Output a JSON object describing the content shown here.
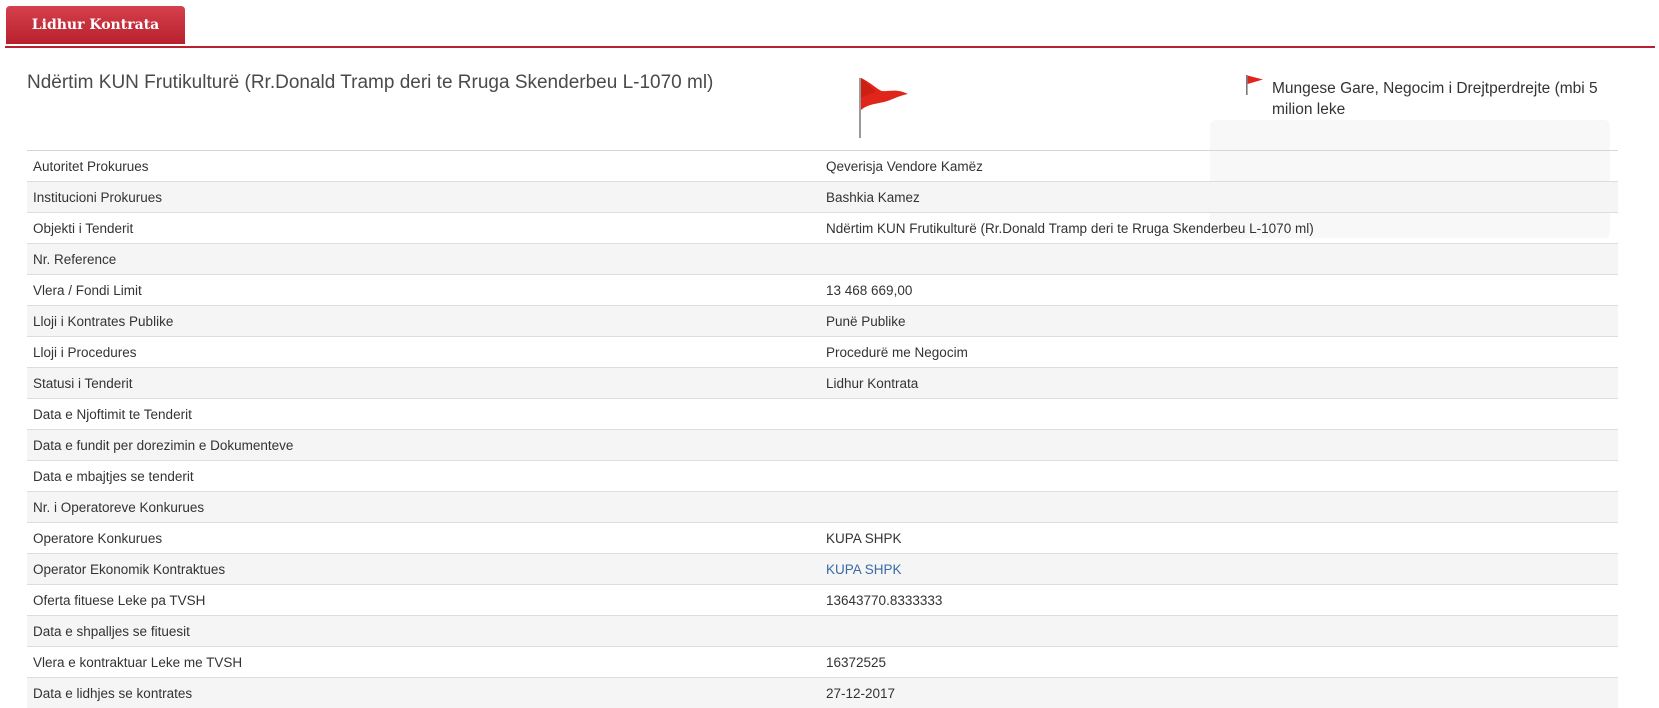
{
  "tab": {
    "label": "Lidhur Kontrata"
  },
  "title": "Ndërtim KUN Frutikulturë (Rr.Donald Tramp deri te Rruga Skenderbeu L-1070 ml)",
  "flag_note": "Mungese Gare, Negocim i Drejtperdrejte (mbi 5 milion leke",
  "colors": {
    "accent": "#b8202d",
    "flag": "#e0261a",
    "link": "#3b6aa6"
  },
  "icons": {
    "big_flag": "red-flag-icon",
    "small_flag": "red-flag-icon"
  },
  "rows": [
    {
      "label": "Autoritet Prokurues",
      "value": "Qeverisja Vendore Kamëz"
    },
    {
      "label": "Institucioni Prokurues",
      "value": "Bashkia Kamez"
    },
    {
      "label": "Objekti i Tenderit",
      "value": "Ndërtim KUN Frutikulturë (Rr.Donald Tramp deri te Rruga Skenderbeu L-1070 ml)"
    },
    {
      "label": "Nr. Reference",
      "value": ""
    },
    {
      "label": "Vlera / Fondi Limit",
      "value": "13 468 669,00"
    },
    {
      "label": "Lloji i Kontrates Publike",
      "value": "Punë Publike"
    },
    {
      "label": "Lloji i Procedures",
      "value": "Procedurë me Negocim"
    },
    {
      "label": "Statusi i Tenderit",
      "value": "Lidhur Kontrata"
    },
    {
      "label": "Data e Njoftimit te Tenderit",
      "value": ""
    },
    {
      "label": "Data e fundit per dorezimin e Dokumenteve",
      "value": ""
    },
    {
      "label": "Data e mbajtjes se tenderit",
      "value": ""
    },
    {
      "label": "Nr. i Operatoreve Konkurues",
      "value": ""
    },
    {
      "label": "Operatore Konkurues",
      "value": "KUPA SHPK"
    },
    {
      "label": "Operator Ekonomik Kontraktues",
      "value": "KUPA SHPK"
    },
    {
      "label": "Oferta fituese Leke pa TVSH",
      "value": "13643770.8333333"
    },
    {
      "label": "Data e shpalljes se fituesit",
      "value": ""
    },
    {
      "label": "Vlera e kontraktuar Leke me TVSH",
      "value": "16372525"
    },
    {
      "label": "Data e lidhjes se kontrates",
      "value": "27-12-2017"
    }
  ]
}
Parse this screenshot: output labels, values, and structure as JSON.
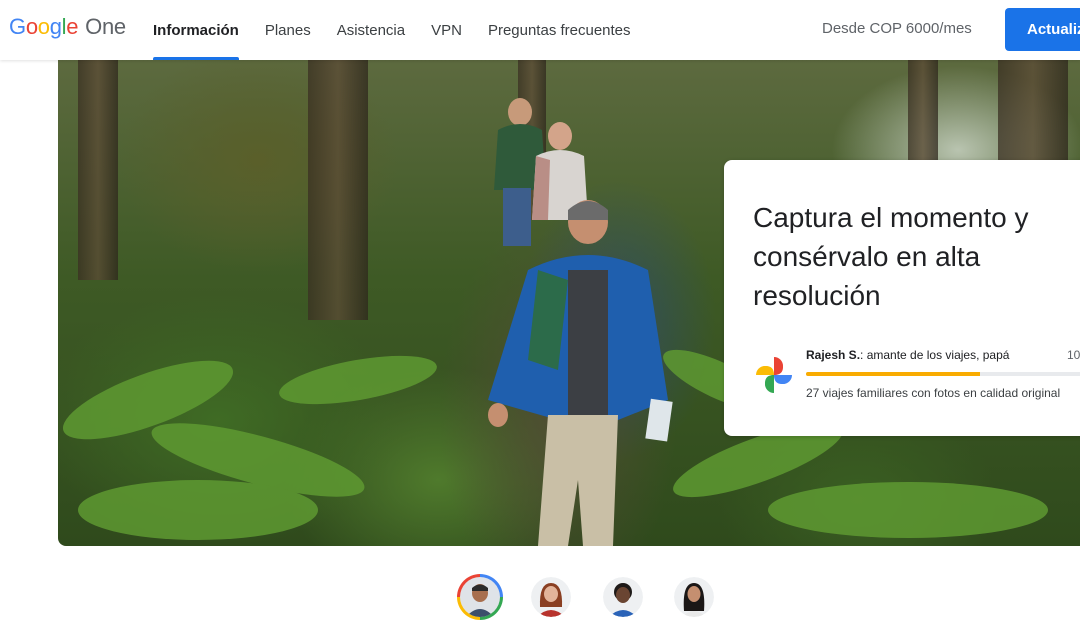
{
  "header": {
    "logo": {
      "letters": [
        "G",
        "o",
        "o",
        "g",
        "l",
        "e"
      ],
      "product": "One"
    },
    "nav": [
      {
        "label": "Información",
        "active": true
      },
      {
        "label": "Planes",
        "active": false
      },
      {
        "label": "Asistencia",
        "active": false
      },
      {
        "label": "VPN",
        "active": false
      },
      {
        "label": "Preguntas frecuentes",
        "active": false
      }
    ],
    "price": "Desde COP 6000/mes",
    "cta_label": "Actualizar"
  },
  "hero": {
    "image": "hikers-in-forest-photo",
    "card": {
      "title": "Captura el momento y consérvalo en alta resolución",
      "icon": "google-photos-icon",
      "author_name": "Rajesh S.",
      "author_desc": ": amante de los viajes, papá",
      "count": "10",
      "progress_fraction": 0.6,
      "subtitle": "27 viajes familiares con fotos en calidad original"
    }
  },
  "avatars": [
    {
      "name": "avatar-man-1",
      "active": true
    },
    {
      "name": "avatar-woman-1",
      "active": false
    },
    {
      "name": "avatar-woman-2",
      "active": false
    },
    {
      "name": "avatar-woman-3",
      "active": false
    }
  ],
  "colors": {
    "accent": "#1a73e8",
    "progress": "#f9ab00"
  }
}
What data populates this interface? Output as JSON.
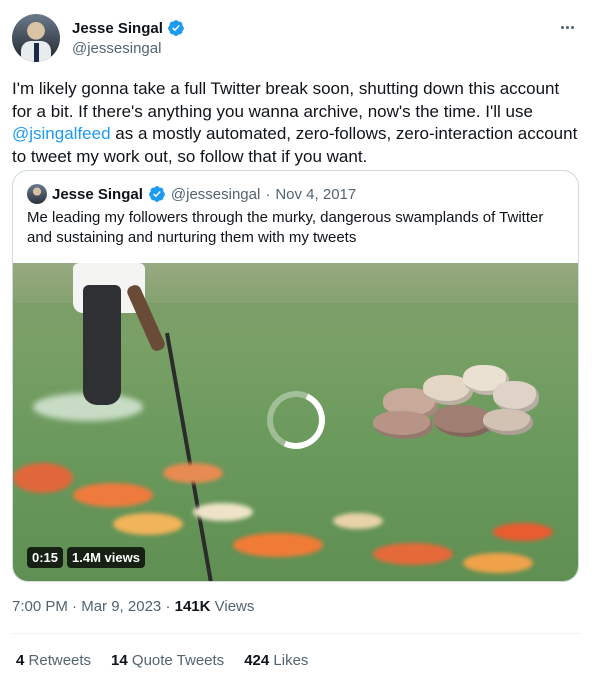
{
  "author": {
    "display_name": "Jesse Singal",
    "handle": "@jessesingal"
  },
  "tweet": {
    "text_before_mention": "I'm likely gonna take a full Twitter break soon, shutting down this account for a bit. If there's anything you wanna archive, now's the time. I'll use ",
    "mention": "@jsingalfeed",
    "text_after_mention": " as a mostly automated, zero-follows, zero-interaction account to tweet my work out, so follow that if you want."
  },
  "quoted_tweet": {
    "display_name": "Jesse Singal",
    "handle": "@jessesingal",
    "separator": "·",
    "date": "Nov 4, 2017",
    "text": "Me leading my followers through the murky, dangerous swamplands of Twitter and sustaining and nurturing them with my tweets",
    "video": {
      "duration": "0:15",
      "views": "1.4M views"
    }
  },
  "meta": {
    "time": "7:00 PM",
    "separator": "·",
    "date": "Mar 9, 2023",
    "views_count": "141K",
    "views_label": "Views"
  },
  "stats": [
    {
      "count": "4",
      "label": "Retweets"
    },
    {
      "count": "14",
      "label": "Quote Tweets"
    },
    {
      "count": "424",
      "label": "Likes"
    }
  ],
  "colors": {
    "link": "#1d9bf0",
    "verified": "#1d9bf0",
    "secondary_text": "#536471"
  },
  "icons": [
    "verified-badge-icon",
    "more-options-icon",
    "loading-spinner-icon"
  ]
}
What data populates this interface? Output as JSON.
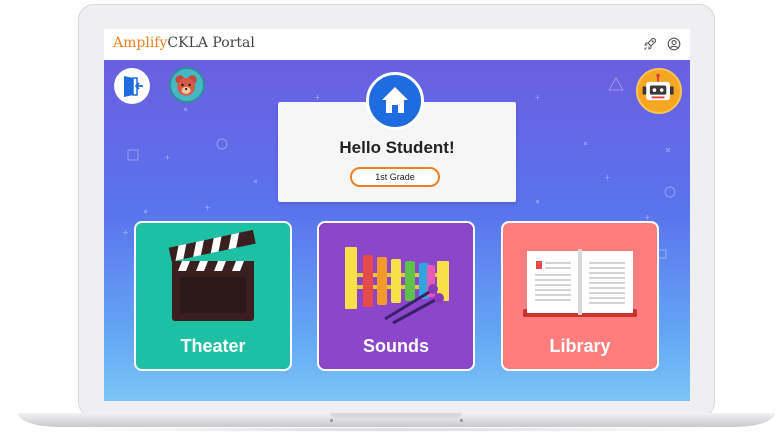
{
  "browser": {
    "brand_prefix": "Amplify",
    "brand_suffix": "CKLA Portal",
    "icons": [
      "rocket-icon",
      "user-circle-icon"
    ]
  },
  "header": {
    "greeting": "Hello Student!",
    "grade": "1st Grade",
    "icons": [
      "exit-icon",
      "student-avatar",
      "home-icon",
      "robot-icon"
    ]
  },
  "tiles": [
    {
      "label": "Theater",
      "icon": "clapperboard-icon",
      "color": "#1ec0a4"
    },
    {
      "label": "Sounds",
      "icon": "xylophone-icon",
      "color": "#8c46c9"
    },
    {
      "label": "Library",
      "icon": "open-book-icon",
      "color": "#ff7d7d"
    }
  ],
  "colors": {
    "brand_orange": "#f0801d",
    "home_blue": "#1f6be0",
    "background_top": "#6a5fe0",
    "background_bottom": "#7cc4f6"
  }
}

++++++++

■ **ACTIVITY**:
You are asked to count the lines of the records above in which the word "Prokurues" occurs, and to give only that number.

■ **OUTPUT OF THE EXERCISE**:
2